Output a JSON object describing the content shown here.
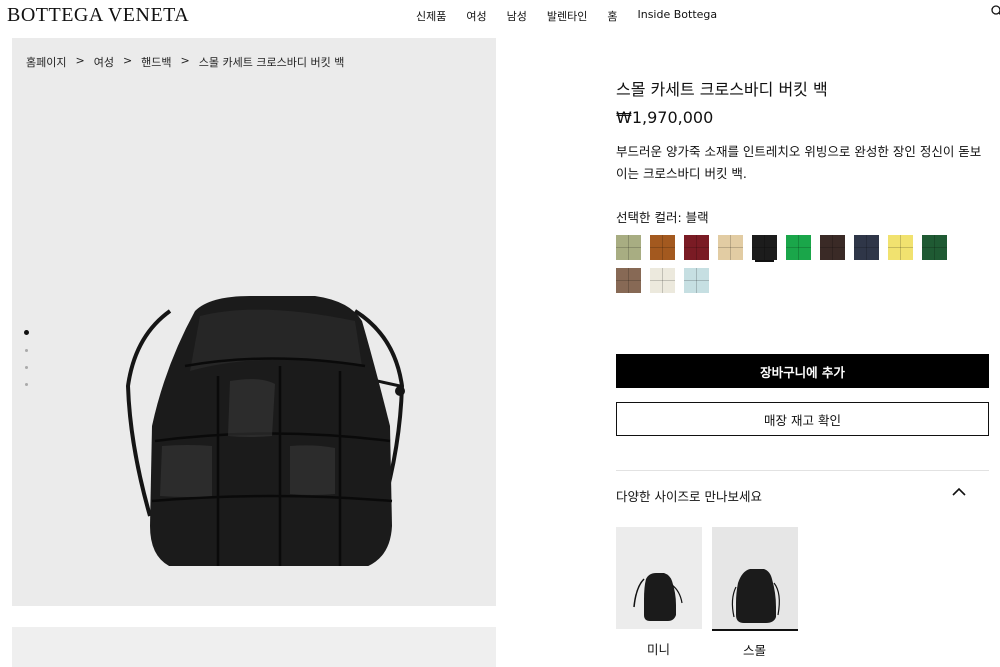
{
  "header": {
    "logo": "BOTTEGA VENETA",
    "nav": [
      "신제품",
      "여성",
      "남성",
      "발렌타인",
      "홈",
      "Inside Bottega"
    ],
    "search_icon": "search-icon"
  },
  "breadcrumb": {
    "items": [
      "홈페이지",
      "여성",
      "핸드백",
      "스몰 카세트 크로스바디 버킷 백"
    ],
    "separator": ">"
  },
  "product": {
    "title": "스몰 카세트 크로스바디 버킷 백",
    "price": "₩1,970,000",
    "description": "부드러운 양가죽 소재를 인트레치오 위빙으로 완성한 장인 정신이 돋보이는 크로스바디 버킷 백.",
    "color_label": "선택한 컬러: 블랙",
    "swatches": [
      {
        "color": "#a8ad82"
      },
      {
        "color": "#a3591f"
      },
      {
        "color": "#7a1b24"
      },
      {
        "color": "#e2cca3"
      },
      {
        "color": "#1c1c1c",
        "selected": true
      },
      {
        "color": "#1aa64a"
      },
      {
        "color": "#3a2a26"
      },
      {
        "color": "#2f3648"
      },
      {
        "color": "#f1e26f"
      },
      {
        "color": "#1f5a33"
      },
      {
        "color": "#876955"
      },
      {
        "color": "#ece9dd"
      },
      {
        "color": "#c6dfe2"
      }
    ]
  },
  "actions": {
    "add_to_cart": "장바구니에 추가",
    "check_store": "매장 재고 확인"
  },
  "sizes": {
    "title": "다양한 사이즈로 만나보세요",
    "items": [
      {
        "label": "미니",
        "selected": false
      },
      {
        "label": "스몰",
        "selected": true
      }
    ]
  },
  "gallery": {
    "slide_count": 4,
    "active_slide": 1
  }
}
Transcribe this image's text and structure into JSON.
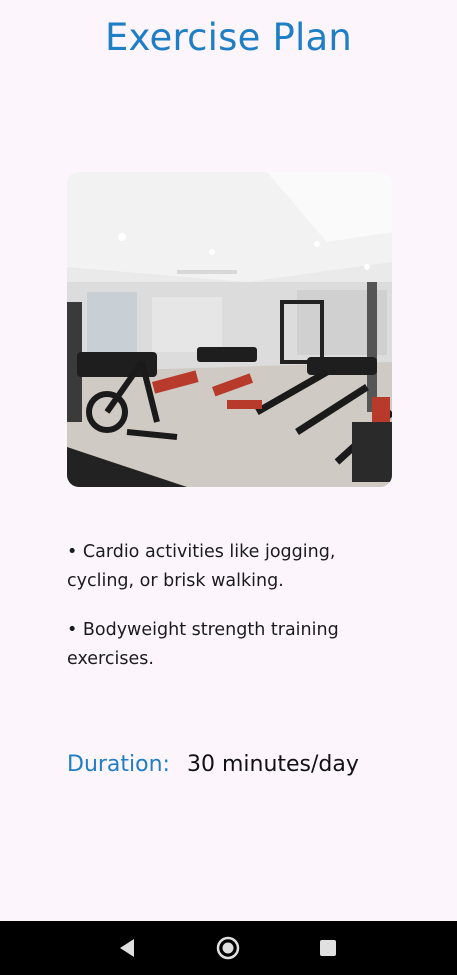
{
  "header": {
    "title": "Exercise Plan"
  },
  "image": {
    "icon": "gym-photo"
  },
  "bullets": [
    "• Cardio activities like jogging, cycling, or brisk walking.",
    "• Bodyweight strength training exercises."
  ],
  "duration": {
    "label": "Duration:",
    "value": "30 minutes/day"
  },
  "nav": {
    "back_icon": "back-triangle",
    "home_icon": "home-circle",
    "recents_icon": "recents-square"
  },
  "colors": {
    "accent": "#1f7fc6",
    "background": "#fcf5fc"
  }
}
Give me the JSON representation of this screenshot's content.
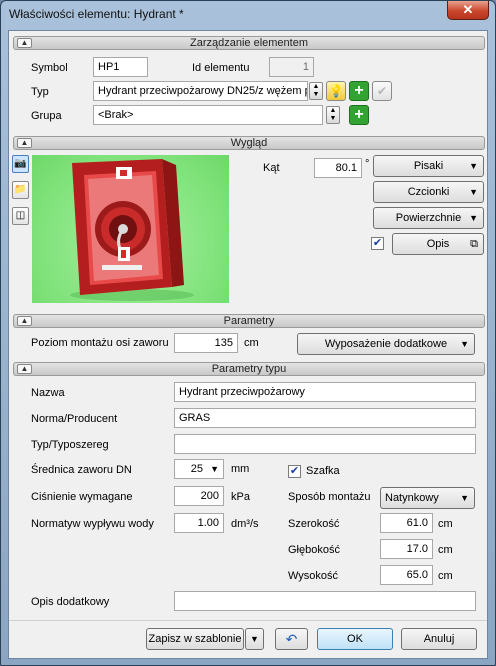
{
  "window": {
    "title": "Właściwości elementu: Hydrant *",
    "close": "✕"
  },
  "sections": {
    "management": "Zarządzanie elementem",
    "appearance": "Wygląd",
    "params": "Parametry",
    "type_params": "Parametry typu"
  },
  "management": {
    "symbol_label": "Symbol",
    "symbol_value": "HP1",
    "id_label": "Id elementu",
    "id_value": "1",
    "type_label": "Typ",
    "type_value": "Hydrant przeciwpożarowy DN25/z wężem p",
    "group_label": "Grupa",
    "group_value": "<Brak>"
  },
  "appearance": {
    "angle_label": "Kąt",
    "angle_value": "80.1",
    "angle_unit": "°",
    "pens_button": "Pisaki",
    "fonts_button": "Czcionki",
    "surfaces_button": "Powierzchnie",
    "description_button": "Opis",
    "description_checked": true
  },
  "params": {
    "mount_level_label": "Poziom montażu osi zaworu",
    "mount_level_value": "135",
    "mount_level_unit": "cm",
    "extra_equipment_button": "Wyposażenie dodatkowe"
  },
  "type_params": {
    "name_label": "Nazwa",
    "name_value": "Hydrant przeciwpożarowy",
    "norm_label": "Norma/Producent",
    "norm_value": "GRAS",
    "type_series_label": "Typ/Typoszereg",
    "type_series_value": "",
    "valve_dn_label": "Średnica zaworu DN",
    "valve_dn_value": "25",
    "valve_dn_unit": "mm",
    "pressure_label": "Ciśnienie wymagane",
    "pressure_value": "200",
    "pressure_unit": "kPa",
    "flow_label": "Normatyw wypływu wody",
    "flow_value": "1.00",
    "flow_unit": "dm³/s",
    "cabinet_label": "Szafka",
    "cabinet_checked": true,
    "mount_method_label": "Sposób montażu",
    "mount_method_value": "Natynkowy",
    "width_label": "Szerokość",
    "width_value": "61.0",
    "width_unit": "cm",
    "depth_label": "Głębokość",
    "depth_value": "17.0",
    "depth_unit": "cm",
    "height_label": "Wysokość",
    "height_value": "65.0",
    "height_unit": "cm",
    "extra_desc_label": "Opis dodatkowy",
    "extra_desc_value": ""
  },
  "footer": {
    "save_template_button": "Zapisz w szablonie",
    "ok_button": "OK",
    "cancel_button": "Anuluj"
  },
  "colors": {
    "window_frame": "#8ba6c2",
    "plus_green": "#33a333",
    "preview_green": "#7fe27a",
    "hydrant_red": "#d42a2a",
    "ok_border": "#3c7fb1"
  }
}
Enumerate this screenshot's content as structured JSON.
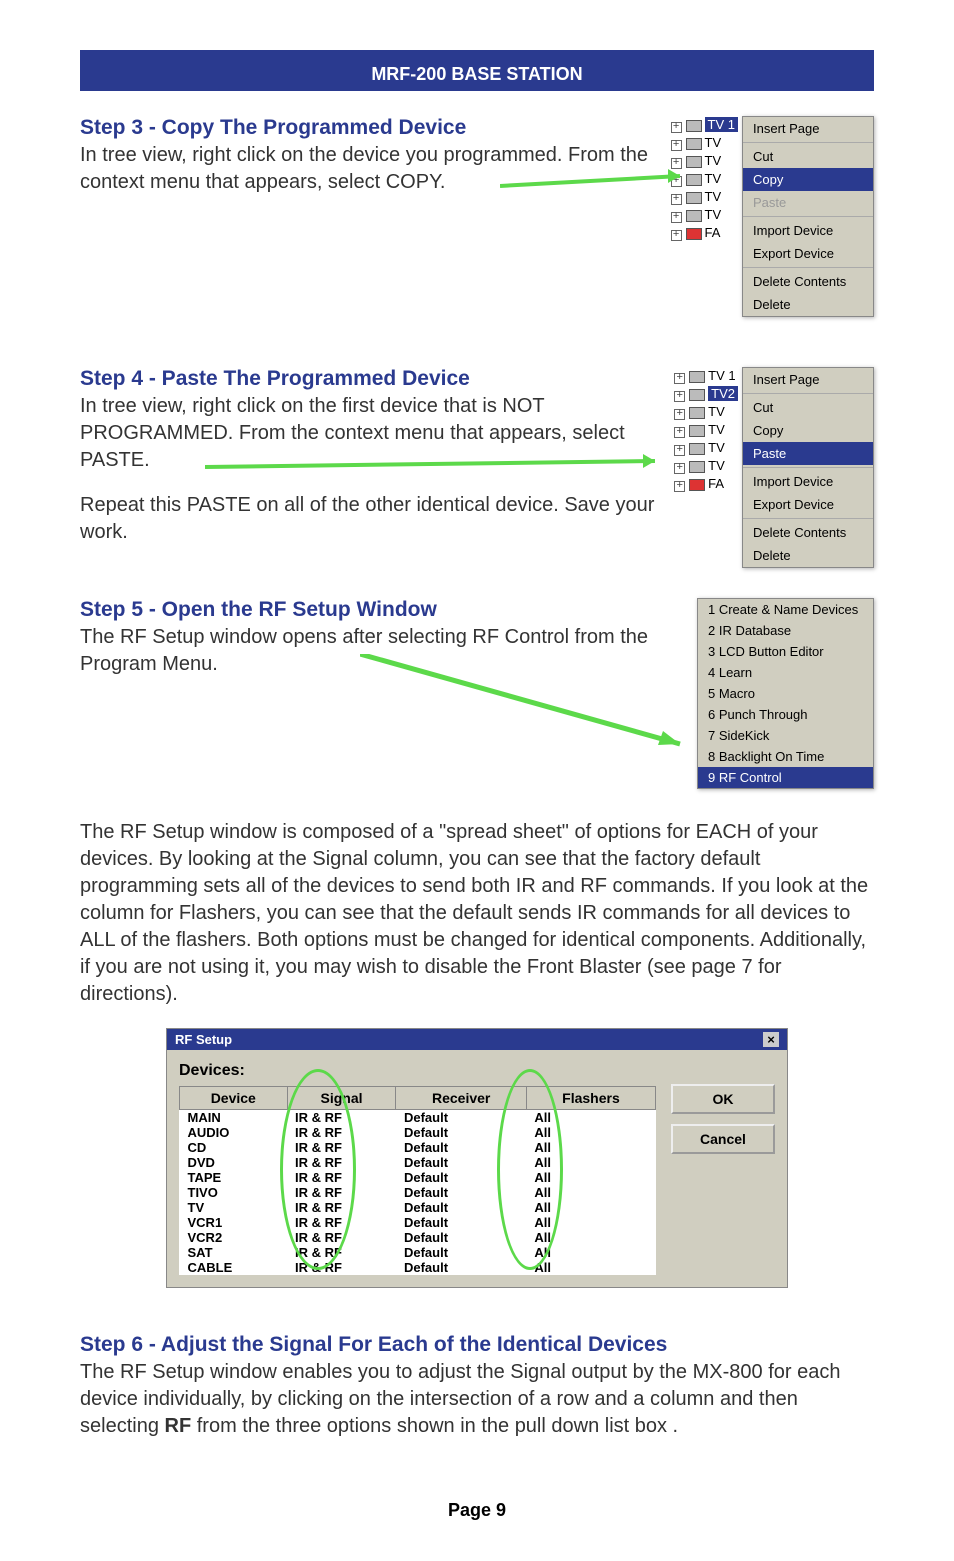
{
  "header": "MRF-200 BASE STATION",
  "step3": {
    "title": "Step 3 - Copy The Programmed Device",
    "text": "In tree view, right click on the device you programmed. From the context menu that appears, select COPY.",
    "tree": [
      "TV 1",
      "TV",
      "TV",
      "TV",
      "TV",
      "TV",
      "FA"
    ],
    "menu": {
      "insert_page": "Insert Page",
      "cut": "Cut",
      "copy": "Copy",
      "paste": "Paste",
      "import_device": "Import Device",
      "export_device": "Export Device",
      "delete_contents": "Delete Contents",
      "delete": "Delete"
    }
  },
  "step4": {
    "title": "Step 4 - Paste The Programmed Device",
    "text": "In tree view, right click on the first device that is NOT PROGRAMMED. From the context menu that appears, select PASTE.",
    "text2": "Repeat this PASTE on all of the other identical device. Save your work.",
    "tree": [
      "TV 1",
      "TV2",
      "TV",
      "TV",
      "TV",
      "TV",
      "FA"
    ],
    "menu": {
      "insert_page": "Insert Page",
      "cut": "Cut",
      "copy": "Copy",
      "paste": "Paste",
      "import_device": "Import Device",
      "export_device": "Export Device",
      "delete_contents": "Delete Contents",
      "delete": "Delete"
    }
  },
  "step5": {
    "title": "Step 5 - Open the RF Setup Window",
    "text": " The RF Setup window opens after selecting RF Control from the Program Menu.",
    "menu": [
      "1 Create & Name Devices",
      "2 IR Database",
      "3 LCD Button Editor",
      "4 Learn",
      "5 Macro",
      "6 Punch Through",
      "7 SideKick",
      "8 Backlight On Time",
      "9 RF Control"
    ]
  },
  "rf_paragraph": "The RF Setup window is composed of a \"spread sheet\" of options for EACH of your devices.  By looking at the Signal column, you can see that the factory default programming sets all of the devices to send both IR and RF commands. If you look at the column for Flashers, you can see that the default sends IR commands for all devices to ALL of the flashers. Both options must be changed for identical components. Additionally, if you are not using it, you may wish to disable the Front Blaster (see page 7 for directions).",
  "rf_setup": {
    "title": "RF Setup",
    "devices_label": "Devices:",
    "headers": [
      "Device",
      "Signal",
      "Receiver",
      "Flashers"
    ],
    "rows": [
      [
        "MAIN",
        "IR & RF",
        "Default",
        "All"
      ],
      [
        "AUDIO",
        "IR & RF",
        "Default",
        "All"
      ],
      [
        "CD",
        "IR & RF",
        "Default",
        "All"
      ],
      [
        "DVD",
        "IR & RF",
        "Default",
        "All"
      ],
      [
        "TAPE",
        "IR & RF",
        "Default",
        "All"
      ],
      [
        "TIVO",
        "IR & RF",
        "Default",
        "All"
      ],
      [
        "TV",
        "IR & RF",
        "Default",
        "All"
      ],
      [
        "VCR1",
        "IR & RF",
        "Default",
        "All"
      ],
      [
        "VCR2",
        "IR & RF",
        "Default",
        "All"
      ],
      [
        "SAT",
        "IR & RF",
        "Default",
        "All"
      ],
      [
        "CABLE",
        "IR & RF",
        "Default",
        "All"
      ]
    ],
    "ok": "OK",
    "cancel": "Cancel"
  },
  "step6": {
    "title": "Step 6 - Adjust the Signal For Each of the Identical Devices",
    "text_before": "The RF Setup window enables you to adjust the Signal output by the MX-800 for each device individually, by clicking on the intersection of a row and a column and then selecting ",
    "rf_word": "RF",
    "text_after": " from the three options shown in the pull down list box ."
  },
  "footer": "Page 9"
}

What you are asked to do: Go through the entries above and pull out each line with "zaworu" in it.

Expected answer:
    "mount_level_label": "Poziom montażu osi zaworu",
    "valve_dn_label": "Średnica zaworu DN",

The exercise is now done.